The markets this week will be focusing on the UK labor market and the advance GDP report coming out. The data is likely to shift focus back to the fundamentals amid continued developments on the Brexit talks happening in the background.
The UK labor market and the GDP data comes following last week’s inflation report.
Data from the UK’s Office for National Statistics (ONS) showed that consumer prices grew at a slower pace in December compared to the previous month. Headline CPI was seen rising just 3.0% matching estimates compared to the 3.1% increase seen in the previous month.
Core CPI that excludes the volatile food and energy prices were seen rising 2.5% on the year in December. This was a slower pace of increase compared to November’s gain of 2.7%.
December’s decline was the first in nearly six months when inflation started to surge strongly. Most of the declines in the inflation came from a drop in air fares. The ONS said that air fares increased last year but had little impact compared to the same period in 2016.

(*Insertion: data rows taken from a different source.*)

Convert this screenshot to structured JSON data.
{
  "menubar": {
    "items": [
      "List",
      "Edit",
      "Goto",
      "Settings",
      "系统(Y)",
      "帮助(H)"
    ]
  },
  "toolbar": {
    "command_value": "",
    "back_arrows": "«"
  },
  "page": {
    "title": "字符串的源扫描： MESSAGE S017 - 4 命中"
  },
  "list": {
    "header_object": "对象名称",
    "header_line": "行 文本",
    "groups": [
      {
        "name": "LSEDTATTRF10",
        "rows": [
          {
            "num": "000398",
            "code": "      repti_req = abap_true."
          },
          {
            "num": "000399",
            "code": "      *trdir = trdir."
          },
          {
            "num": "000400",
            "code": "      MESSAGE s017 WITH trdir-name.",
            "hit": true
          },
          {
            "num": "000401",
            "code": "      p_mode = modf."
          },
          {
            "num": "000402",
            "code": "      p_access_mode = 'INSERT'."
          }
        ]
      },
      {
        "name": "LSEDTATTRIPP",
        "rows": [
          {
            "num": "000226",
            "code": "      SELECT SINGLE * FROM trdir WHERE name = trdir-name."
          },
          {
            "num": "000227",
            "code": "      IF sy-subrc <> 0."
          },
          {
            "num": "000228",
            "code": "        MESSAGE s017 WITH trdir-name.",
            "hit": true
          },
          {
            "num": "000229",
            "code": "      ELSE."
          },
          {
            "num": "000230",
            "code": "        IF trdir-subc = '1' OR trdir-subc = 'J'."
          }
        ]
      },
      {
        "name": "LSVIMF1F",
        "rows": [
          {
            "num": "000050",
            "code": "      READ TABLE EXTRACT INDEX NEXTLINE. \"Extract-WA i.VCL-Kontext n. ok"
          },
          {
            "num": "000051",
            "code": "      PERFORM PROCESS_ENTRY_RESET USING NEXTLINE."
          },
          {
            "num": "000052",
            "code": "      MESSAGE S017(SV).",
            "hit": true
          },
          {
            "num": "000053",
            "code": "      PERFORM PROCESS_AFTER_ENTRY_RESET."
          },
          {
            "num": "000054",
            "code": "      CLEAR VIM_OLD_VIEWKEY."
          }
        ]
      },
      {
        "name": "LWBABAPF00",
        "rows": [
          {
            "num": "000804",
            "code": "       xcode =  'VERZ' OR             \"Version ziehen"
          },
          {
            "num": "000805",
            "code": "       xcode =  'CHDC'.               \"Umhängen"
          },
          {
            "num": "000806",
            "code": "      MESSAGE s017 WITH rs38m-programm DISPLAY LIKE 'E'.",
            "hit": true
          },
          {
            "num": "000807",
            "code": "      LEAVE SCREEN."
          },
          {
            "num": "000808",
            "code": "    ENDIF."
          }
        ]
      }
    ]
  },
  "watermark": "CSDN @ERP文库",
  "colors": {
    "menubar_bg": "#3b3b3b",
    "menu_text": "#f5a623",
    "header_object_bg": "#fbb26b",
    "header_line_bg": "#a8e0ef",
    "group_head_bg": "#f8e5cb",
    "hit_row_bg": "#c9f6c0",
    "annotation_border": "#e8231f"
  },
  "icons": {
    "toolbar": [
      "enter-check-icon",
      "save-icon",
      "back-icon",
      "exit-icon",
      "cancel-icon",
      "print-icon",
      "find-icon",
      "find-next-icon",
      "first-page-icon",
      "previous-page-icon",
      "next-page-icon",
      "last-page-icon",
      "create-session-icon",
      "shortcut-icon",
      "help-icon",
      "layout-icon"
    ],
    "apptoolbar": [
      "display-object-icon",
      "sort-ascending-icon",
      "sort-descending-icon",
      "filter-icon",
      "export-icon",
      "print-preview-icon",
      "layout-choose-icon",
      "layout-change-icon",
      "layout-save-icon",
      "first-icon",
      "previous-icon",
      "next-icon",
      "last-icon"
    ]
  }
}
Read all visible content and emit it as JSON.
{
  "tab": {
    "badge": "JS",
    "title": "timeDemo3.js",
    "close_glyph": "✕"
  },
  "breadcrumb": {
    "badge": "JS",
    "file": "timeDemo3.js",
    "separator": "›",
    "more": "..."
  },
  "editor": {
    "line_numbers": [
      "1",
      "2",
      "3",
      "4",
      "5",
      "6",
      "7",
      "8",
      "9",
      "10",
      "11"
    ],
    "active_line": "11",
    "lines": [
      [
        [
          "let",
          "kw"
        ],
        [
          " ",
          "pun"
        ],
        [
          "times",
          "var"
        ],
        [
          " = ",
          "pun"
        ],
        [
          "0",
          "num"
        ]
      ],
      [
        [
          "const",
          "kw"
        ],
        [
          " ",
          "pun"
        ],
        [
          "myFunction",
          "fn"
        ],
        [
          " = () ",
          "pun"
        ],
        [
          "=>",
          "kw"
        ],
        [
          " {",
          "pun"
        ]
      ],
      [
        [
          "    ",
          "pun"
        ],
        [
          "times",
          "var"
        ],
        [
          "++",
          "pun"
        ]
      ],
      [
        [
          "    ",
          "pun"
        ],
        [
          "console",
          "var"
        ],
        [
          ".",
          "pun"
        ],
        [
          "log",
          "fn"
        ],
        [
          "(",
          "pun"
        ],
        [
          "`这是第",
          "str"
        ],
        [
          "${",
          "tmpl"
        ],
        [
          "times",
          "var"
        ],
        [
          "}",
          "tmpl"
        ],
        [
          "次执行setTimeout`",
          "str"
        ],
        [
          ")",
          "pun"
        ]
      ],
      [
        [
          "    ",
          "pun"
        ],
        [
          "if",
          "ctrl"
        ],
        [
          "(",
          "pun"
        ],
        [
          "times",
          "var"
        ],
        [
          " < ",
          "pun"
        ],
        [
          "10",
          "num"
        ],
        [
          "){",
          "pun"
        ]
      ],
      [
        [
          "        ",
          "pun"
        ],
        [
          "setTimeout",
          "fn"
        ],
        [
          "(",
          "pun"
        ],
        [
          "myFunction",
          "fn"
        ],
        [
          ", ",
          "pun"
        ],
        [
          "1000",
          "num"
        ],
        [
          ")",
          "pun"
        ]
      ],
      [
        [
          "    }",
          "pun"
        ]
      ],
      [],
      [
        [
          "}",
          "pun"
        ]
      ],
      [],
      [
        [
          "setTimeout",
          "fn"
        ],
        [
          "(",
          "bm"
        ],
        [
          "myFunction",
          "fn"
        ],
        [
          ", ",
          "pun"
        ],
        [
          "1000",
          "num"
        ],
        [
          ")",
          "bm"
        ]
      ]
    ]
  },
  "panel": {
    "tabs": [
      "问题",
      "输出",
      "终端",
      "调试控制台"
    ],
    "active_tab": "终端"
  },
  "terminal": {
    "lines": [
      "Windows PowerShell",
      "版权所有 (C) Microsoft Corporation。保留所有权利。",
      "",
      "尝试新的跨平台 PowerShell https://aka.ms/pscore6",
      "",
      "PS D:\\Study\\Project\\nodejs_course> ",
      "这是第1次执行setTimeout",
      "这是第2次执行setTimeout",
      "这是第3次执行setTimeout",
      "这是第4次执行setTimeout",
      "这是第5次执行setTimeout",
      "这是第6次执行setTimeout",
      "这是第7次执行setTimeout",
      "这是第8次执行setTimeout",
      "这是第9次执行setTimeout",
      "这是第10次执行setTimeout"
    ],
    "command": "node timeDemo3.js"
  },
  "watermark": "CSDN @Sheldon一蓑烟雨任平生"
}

The decline in both the headline and the core inflation rate was welcome news, especially for officials at the Bank of England. The ONS however, cautioned that it was too early to tell whether the slower pace of increase in inflation was the start of a longer term decline.
Economists forecast that UK’s consumer prices might have peaked during the fourth quarter last year and expect inflation to settle around 2.5% by the end of the second quarter this year.
For the Bank of England, the next rate hike is forecast around August this year, assuming that inflation still remains stubbornly above the central bank’s target of 2%.
For the moment, the weaker pace of inflation will give officials at the Bank of England some breathing space. This could also mean that wage growth could start catching up while inflation slows.
In the recent months, inflation continued to outpace wages, putting a squeeze on household spending and consumption. The markets will be looking to the UK labor market wage data that will be coming out today.
UK Unemployment rate expected to hold at a four decade low
According to the economists’ the median expectations for the UK’s unemployment rate is expected to remain steady at 4.3%. This would mark a fifth consecutive month where the unemployment rate held steady at this level. The UK already enjoys the lowest unemployment rate which marks a four decade low.
In the previous report, data showed that average earnings including bonuses picked up pace rising from 2.3% to 2.5%. The increase was as expected but it also marked the strongest increase in wages since nearly a year.
Excluding bonuses, average weekly earnings were seen rising 2.3% on an annual basis. This was also slightly encouraging following a 2.2% increase in the three months ending September.
The expectations are that the average earnings including bonuses might have increased 2.5%, maintaining the same pace as before. Excluding bonuses, the median forecasts point to a 2.3% increase as well.
UK GDP might have advanced 0.4% in Q4 2017
Following today’s wage data, focus will shift to Friday’s first GDP estimate for the fourth quarter ending 2017. The median estimates show that the UK’s economy expanded at a pace of 0.4%. This marks the same pace of increase seen during the third quarter and matches the BoE’s forecasts as well.
On an annualized basis, UK’s GDP is expected to advance at a slower rate of 1.4% compared to 1.7% increase during the previous quarter.